Centre Left bids for policy-making power

Labour's manifesto with "a new dawn?" written on itWhilst the eyes of the media are focused on the Leadership election, nominations also open this week for other important elections.  A Left slate is emerging for both Labour’s National Executive Committee (NEC) and the National Policy Forum (NPF).  The most significant of these is the NPF election: for the first time, this will be an all-member ballot in the constituencies, a change won last year with the support of most trade unions but against the fierce opposition of the Leadership.  The Guardian quoted a union source at the time as saying “the coalition being forged today illustrated a new mood of cooperation between the grassroots and the unions”.

In the last elections in 1998, the Centre-Left Grassroots Alliance, which brought together such organisations as the Campaign for Labour Party Democracy, Save the Labour Party, and the Labour Representation Committee, won four out of six places on the NEC in an all-member ballot.  However, in the last NPF election, not a single one of 55 constituency places was won by the Centre Left. Voting was by conference delegates only who were strongly briefed at “regional delegates briefings” against Centre Left candidates.

If the Centre Left’s share of the vote in previous all-member ballots for the NEC (winning a majority in all eleven party regions in 2008 and all but one in 2006) is reflected in this one, the face of policy making in the party will fundamentally change. The party conference is likely to be able to vote on any policy on which the unions and constituency grassroots were in agreement, since they would have sufficient votes on the National Policy Forum.  Discussions this year have involved Compass and Compass Youth as well as organisations previously involved.

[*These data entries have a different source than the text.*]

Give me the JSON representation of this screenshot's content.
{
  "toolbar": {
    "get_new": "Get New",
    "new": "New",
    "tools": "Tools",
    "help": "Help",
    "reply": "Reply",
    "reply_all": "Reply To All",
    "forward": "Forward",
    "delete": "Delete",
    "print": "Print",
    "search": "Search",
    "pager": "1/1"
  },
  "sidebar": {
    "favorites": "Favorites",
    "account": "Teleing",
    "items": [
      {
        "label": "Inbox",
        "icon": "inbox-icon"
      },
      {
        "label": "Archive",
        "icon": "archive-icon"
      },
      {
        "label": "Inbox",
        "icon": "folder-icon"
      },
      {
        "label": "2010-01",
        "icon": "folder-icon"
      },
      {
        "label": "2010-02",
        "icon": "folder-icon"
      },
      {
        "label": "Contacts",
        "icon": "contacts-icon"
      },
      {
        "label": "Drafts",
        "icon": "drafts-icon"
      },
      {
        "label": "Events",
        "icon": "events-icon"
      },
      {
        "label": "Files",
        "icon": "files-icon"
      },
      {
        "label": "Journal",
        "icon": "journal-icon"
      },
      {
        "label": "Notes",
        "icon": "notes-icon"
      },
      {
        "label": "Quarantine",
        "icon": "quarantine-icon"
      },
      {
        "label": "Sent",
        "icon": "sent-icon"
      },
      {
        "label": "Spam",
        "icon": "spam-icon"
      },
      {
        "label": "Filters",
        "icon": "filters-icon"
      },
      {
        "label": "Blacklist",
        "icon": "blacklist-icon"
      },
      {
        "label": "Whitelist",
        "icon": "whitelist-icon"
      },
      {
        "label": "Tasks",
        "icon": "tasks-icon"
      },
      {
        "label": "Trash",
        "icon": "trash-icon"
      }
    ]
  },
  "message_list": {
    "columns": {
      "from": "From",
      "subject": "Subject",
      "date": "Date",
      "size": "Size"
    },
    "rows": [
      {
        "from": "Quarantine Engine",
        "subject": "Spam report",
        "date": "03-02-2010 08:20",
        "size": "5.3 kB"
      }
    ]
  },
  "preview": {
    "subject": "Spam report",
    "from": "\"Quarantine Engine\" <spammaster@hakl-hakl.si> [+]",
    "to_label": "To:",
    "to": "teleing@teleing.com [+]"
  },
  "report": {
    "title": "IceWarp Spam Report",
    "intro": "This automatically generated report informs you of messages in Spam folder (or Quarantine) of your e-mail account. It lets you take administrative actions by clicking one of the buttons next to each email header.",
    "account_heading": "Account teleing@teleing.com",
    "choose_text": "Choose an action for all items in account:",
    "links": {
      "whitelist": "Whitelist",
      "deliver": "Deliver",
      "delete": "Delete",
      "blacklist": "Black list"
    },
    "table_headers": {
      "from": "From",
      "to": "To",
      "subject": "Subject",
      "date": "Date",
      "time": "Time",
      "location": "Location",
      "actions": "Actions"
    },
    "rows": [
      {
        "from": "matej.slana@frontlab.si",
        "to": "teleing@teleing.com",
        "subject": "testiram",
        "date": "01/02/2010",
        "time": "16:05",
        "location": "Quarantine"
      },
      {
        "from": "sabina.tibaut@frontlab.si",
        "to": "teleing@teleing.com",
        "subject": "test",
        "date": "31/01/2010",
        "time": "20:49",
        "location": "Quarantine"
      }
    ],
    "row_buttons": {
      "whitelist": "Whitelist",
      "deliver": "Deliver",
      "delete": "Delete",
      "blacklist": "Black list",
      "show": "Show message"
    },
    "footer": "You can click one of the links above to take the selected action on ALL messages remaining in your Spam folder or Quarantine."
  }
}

For the six constituency places on the NEC, the Grassroots Alliance have so far narrowed the possible slate to eight contenders.  Its member organisations will be calling on the supporters in the constituencies to nominate six of them over the coming weeks.  They are:

ann blackAnn Black, current Chair of the Party and NEC member since 2000, Secretary of Oxford East CLP and a member of UNISON’s National Labour Link committee, she reports back here.

Peter KenyonPeter Kenyon, elected to the NEC in 2008, is Secretary of Cities of London and Westminster CLP and Chair of Save the Labour Party and blogs here.

Christine ShawcroftChristine Shawcroft, NEC member since 1999, is Secretary of Nottingham South CLP and has previously been Leader of Tower Hamlets Council and PPC for Meriden. She is a regular columnist in Labour Briefing.

Pete WillsmanPeter Willsman, first elected to the NEC in 1998 having previously served for many years on the Labour Conference Arrangements Committee, is Secretary of the Campaign for Labour Party Democracy, and reports back here.

ken livingstoneKen Livingstone is former Mayor of London and Leader of the Greater London Council, MP for Brent East and member of the NEC. Many of his speeches and writings can be found here.

Susan Press, is Vice-Chair of the Labour Representation Committee, Hebden Royd Town Councillor, Secretary of Calder Branch Labour Party and Chair of Calderdale NUJ. She blogs at Grimmerupnorth.

Sam TarrySam Tarry is National Chair of Young Labour, Compass Management Committee member, GMB activist, Hope not Hate organiser and recently elected Barking and Dagenham councillor.sofi taylor Follow him on Twitter @SamTarry.

Sofi Taylor is a member of Unison’s NEC, Chair of the STUC Black Workers Committee and a former member of the TUC General Council.

For the 5 constituency places in each of the eleven Labour Party regions on the National Policy Forum, the Grassroots Alliance have also agreed candidates. For more information, please contact the Editor via this spam-proof e-mail link.

  1. Hi – how’s the NPF slate being put together? (Couldn’t help noticing there were a lot “to be confirmed” in Yorkshire)

    • All the CLGA organisations (CLPD, LRC, STLP, Briefing, Compass Youth etc) have suggested people, asking their contacts in the regions. In some cases, including Yorkshire, we seem to have too many and we’re trying to get them to resolve it amongst themselves.

  2. Useful info, Jon.

    And what is the process for the Grassroots Alliance establishing its longlist and then ‘narrowing’ it. Who does the listing and narrowing?

    How does a CLP nominate people. Is it just by resolution? Is there a form? Where is it sent to?

    I’m new to all this.